# Your objective:
The answer must consist of every line from the entries below that contains the word "screenshot".

┏━━

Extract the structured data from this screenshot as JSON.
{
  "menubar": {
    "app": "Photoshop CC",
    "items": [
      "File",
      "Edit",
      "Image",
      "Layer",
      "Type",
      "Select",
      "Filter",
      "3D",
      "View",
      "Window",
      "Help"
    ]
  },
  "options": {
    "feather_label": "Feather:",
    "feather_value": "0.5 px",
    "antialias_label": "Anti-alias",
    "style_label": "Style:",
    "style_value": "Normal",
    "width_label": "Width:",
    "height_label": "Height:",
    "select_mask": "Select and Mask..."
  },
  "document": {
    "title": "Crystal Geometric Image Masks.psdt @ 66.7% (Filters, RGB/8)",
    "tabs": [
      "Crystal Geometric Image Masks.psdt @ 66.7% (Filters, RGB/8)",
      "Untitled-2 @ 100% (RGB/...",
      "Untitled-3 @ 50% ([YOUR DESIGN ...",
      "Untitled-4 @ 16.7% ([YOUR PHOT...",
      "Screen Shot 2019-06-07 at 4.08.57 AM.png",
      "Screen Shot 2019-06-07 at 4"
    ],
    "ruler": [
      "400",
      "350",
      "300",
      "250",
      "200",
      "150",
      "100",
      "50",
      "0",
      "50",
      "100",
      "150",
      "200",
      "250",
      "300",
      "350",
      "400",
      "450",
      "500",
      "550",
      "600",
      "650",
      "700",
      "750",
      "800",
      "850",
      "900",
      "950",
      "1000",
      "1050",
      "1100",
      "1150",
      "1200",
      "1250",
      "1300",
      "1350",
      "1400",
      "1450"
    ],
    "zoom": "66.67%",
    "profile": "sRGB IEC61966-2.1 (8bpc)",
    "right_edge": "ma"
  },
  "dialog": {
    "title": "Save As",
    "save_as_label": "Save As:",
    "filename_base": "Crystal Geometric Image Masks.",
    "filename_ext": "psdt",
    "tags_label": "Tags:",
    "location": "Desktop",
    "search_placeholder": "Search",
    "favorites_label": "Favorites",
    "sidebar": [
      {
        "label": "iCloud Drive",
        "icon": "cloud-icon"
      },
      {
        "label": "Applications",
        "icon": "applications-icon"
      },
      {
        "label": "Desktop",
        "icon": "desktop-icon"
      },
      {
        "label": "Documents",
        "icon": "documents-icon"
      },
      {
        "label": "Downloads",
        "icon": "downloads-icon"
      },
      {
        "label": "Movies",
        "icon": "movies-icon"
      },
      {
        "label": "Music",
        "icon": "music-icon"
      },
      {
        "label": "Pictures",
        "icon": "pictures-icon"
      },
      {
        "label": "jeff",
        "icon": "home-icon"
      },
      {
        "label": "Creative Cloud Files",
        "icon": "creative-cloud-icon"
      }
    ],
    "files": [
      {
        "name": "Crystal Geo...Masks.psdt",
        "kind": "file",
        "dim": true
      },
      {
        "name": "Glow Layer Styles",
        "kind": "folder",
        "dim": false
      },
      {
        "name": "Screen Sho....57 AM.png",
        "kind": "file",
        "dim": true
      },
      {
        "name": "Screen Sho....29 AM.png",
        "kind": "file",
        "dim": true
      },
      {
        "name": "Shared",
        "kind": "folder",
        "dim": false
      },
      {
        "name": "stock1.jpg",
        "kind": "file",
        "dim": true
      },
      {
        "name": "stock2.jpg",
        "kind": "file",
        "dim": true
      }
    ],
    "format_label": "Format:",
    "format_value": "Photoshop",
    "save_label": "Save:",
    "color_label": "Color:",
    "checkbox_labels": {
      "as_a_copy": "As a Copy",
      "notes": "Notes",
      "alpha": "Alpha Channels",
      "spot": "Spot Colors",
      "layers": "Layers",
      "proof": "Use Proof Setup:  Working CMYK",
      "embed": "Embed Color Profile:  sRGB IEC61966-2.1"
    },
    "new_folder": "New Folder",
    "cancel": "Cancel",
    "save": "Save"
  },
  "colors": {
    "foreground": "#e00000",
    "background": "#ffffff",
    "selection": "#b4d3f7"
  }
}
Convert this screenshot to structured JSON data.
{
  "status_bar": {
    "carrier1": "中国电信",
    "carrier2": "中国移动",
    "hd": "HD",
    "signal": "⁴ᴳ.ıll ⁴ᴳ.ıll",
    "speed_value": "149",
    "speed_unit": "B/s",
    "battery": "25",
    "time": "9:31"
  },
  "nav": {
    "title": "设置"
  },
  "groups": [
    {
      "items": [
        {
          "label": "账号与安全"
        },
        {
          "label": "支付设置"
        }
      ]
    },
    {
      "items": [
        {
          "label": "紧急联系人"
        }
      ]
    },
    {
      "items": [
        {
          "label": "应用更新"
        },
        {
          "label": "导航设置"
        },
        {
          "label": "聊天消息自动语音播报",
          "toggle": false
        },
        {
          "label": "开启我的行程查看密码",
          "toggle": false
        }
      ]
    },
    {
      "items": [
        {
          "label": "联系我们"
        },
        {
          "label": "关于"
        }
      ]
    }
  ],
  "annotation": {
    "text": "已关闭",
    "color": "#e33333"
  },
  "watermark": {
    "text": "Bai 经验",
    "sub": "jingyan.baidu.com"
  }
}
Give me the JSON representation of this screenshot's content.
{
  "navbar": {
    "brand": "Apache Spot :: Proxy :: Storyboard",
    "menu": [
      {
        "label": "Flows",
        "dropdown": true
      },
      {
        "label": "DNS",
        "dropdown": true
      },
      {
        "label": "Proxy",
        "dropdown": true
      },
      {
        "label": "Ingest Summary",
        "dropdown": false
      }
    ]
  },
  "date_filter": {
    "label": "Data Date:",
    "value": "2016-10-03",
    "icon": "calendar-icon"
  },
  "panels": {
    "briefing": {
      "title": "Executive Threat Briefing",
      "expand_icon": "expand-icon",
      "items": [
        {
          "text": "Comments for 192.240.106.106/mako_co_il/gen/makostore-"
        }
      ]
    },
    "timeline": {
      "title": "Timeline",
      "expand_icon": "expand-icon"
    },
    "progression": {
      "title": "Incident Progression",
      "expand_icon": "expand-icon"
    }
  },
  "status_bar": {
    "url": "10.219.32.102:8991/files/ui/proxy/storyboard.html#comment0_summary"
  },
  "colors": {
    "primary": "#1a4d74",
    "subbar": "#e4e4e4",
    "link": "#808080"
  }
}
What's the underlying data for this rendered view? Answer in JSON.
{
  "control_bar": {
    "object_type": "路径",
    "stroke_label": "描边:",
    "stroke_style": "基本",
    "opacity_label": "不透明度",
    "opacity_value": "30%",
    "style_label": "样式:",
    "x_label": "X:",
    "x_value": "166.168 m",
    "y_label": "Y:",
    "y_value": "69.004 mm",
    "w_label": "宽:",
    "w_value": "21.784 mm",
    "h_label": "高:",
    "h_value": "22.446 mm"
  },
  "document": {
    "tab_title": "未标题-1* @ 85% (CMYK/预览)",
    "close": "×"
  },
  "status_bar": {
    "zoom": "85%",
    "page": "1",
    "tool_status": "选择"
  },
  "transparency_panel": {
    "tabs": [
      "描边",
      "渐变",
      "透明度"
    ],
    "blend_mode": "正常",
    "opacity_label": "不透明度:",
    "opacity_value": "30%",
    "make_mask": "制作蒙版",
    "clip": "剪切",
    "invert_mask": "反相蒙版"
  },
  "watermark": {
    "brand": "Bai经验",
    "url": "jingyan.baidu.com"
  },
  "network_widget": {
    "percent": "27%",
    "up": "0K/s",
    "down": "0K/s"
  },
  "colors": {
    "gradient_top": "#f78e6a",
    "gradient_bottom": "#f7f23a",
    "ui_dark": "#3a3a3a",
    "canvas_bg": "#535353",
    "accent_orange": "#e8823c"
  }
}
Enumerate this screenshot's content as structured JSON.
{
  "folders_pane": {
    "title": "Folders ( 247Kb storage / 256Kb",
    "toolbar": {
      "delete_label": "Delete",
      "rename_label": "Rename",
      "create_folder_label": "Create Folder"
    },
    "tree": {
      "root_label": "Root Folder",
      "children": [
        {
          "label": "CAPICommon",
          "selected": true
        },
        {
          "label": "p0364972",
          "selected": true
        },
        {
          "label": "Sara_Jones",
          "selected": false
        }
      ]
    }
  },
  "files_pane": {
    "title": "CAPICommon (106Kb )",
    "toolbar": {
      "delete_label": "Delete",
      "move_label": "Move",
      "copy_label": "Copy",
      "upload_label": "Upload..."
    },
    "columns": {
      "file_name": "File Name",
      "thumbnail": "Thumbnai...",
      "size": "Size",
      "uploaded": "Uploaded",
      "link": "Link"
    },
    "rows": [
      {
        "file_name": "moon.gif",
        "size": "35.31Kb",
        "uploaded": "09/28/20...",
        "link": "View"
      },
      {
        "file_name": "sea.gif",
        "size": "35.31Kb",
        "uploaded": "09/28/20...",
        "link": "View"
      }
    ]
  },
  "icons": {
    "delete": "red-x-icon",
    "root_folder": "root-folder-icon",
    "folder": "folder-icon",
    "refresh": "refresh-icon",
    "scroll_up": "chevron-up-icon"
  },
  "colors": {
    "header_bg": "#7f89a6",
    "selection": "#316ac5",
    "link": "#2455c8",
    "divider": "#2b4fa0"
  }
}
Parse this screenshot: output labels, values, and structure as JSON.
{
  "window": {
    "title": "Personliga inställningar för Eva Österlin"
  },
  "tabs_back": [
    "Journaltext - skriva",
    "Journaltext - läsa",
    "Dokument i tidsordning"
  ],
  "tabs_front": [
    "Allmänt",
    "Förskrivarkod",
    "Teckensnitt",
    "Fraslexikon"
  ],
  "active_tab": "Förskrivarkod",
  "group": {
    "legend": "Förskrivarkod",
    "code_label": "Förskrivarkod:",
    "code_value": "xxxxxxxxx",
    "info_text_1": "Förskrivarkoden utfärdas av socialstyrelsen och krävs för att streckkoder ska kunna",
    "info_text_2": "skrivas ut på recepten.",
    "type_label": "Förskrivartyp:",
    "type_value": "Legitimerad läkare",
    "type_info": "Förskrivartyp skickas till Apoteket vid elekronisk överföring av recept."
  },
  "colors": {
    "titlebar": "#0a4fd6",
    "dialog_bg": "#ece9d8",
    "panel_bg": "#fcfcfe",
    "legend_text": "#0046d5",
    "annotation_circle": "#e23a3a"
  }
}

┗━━

# Result of this exercise:
Extract the structured data from this screenshot as JSON.
Convert this screenshot to structured JSON data.
Give me the JSON representation of this screenshot's content.
Enumerate this screenshot's content as structured JSON.
Parse this screenshot: output labels, values, and structure as JSON.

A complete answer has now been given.